ECJ finds Commission Safe Harbour Decision invalid

In what is seen by many as a victory for user privacy, the Court of Justice of the European Union (CJEU) overturned the Safe Harbour agreement between the USA and the EU. The anticipated judgment in the Max Schrems case declared the Commission’s Safe Harbour Decision (2000) invalid: (a) even when a Commission decision exists, national supervisory authorities still have the power to examine with complete independence whether a transfer of personal data to a third country complies with the Data Protection Directive; (b) the Commission’s decision did not examine whether the US afforded an adequate level of protection equivalent to that guaranteed in the EU, but simply examined the safe harbour scheme.

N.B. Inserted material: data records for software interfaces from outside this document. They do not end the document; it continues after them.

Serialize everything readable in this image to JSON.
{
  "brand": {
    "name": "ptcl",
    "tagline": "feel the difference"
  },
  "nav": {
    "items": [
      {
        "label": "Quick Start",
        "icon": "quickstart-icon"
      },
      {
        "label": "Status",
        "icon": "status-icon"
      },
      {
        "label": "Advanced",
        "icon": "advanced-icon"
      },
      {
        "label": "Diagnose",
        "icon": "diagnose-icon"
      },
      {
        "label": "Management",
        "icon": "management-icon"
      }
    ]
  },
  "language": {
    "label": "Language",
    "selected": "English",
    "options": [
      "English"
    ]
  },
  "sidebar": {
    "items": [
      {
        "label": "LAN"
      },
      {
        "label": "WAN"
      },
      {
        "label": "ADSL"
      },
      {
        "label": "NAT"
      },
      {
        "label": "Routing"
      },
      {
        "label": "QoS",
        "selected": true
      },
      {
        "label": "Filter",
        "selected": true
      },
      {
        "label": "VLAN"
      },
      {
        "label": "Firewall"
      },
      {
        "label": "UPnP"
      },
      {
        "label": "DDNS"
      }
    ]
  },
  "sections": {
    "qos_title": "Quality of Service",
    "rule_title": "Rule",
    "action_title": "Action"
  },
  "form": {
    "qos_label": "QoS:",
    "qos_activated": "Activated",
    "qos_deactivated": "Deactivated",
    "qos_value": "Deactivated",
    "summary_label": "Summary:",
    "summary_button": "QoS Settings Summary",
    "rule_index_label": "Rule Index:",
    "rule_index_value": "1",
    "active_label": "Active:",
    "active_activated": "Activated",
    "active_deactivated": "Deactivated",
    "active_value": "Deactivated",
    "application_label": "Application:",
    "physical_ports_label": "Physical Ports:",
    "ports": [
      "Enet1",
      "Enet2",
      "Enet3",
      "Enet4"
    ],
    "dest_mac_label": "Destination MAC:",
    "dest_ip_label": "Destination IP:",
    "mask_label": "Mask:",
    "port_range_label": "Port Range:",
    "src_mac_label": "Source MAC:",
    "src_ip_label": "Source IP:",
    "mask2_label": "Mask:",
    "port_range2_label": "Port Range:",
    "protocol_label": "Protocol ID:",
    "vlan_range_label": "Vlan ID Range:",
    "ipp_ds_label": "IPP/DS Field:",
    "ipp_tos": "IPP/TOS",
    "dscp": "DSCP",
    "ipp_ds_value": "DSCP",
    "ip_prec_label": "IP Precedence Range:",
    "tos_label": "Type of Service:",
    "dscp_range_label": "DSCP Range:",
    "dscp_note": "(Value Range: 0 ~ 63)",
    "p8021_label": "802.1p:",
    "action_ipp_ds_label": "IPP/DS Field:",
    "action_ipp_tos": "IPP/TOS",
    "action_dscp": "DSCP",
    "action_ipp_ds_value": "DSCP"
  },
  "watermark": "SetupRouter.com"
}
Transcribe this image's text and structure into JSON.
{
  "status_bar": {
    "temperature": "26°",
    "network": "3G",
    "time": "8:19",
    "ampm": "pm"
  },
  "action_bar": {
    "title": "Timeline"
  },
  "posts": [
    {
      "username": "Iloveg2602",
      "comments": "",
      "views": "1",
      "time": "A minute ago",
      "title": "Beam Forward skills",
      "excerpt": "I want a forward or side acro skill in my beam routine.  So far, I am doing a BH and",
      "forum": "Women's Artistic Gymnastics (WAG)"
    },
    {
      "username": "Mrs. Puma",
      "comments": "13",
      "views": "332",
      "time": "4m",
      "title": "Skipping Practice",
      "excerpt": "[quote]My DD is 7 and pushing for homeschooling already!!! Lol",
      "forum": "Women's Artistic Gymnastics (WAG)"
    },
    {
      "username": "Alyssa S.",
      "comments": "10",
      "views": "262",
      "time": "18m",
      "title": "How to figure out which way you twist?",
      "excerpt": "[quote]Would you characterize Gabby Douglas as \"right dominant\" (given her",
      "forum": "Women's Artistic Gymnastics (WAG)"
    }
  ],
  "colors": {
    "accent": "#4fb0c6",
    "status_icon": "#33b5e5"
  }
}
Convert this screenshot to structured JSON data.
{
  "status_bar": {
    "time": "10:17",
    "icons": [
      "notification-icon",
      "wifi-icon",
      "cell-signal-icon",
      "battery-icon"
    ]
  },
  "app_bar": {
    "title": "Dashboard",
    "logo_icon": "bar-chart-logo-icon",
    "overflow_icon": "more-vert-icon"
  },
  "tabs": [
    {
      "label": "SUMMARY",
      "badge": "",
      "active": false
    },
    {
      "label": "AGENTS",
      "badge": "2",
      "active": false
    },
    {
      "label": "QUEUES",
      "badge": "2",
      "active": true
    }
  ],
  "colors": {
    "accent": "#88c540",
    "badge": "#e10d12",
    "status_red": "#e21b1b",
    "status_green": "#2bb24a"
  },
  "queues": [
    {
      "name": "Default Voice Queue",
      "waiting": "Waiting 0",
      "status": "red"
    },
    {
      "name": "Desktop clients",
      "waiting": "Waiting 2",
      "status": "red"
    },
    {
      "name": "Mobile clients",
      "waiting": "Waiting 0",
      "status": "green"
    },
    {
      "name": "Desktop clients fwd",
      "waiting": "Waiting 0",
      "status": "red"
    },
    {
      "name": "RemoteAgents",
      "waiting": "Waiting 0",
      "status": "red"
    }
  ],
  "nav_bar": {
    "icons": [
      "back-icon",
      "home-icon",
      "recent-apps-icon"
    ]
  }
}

In the US, the scheme is applicable only to undertakings that adhere to it, whereas public authorities are not subject to it, and national security, public interest and law enforcement requirements prevail over scheme, whereas there are no such limitations exist under EU law. For these reasons, the CJEU declared the decision invalid. Critics are now saying that the decision will lead to the Balkanisation of the Internet, fearing a future with ‘each country with its own Internet, gated off legally and governed by its own privacy laws‘. More details: full judgment; court’s press release; reactions by Max Schrems and others.